Wendy and Collin providing The Best.
Just like Mark recommends in the gospel today, I had boarded that train with nothing to drink or eat. Looking back, I cannot believe I was so stupid. Normally I would never have set out without water.
Why did I not ask the Tanzanian ladies for a drink? I could easily talk Swahili with them. Trouble was, they did not often purify their water and I was afraid of it. So there I sat, now in the shade. I look around. Everyone on that train is Tanzanian. I am the only white guy, which by then I am at home with.
Suddenly I see up the track maybe 4 or 5 cars ahead of me a white couple. They have extra water. Hooray. They are Germans, but speak English with no problem.
We hang out. They saved me, and let me tell you a quickie about how I saved them.
We were seated in the shade of a Frangipani tree I can still clearly remember. All the passengers were seated along the train in the shade. Next to us was a momma with her baby. At one point the momma gets up and goes into the train.

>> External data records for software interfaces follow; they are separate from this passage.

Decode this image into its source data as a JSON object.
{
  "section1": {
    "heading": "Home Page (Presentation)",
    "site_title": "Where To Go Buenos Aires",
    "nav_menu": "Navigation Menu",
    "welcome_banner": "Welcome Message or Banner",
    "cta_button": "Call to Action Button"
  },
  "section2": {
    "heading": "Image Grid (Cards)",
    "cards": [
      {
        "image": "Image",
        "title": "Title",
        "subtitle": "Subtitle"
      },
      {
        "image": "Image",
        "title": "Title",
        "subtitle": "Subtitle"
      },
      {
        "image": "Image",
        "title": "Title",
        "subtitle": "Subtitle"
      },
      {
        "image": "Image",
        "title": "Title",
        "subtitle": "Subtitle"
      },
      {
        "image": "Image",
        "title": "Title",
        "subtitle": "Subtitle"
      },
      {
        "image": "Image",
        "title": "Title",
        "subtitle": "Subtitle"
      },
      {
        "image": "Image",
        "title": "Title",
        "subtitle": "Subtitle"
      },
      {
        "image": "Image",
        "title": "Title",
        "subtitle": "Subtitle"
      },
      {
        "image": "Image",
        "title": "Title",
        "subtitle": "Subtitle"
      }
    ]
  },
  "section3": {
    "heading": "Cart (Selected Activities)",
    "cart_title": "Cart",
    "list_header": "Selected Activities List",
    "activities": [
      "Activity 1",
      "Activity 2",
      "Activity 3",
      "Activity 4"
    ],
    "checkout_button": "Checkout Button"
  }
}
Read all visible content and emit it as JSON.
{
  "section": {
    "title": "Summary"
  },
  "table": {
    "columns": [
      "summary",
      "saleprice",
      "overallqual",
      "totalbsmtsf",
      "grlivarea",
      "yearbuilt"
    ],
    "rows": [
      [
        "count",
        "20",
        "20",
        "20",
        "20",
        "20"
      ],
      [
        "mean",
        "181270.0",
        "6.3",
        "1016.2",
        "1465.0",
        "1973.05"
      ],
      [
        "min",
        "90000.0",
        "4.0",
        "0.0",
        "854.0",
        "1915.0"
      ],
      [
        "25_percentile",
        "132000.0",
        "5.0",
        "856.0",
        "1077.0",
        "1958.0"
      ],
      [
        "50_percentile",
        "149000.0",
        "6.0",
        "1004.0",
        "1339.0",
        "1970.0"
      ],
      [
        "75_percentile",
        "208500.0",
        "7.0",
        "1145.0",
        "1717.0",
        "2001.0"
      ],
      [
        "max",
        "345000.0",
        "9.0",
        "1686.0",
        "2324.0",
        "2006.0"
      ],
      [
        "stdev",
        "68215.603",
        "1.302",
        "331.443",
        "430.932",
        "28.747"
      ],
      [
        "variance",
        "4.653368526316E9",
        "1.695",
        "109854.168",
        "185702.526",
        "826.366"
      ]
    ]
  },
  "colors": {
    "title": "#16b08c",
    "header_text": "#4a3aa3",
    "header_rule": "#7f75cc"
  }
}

Emma and Beth solving the World's problems.
The German guy who was about 6 foot 4 inches gets up and takes a picture of the baby. Bad move. Someone on the train sees him, tells the momma, she tells her husband, and he comes out yelling with a bunch of people. He wants the camera. He wants to take the German to the police, wherever that might be.
So, I stepped in. We all sat down under the trees and I talked. I finally got the father to allow the German to go to his compartment, cut off the baby’s picture, and give it to the man.
Emma with one of her Best Buddies.
He cuts off just the end of the film, brings it back, and gives it to the man. The crisis comes to an end.
I ended up climbing Kilimanjaro with the couple, which ended up being amusing. He was an Alpine Mountain rescue expert, like a 4 on a 5 scale. He could crawl across your ceiling holding on with his fingernails. When we got to the top of Kilimanjaro he got altitude sickness and I carried his back pack. Of course, I teased him mercilessly.
Harper dancing to the music.
I never saw them again, although they were begging me to come to Germany on one of my homeward trips. I wanted to see the Berlin wall and never did. She was East German, he West.
The story simply tries to show how literal reading of the Bible can get you into bad places.
What would you suggest is a positive in this story about traveling with nothing? Could this be what Francis is emphasizing when he talks about Less is Better?
How is Less Better for you?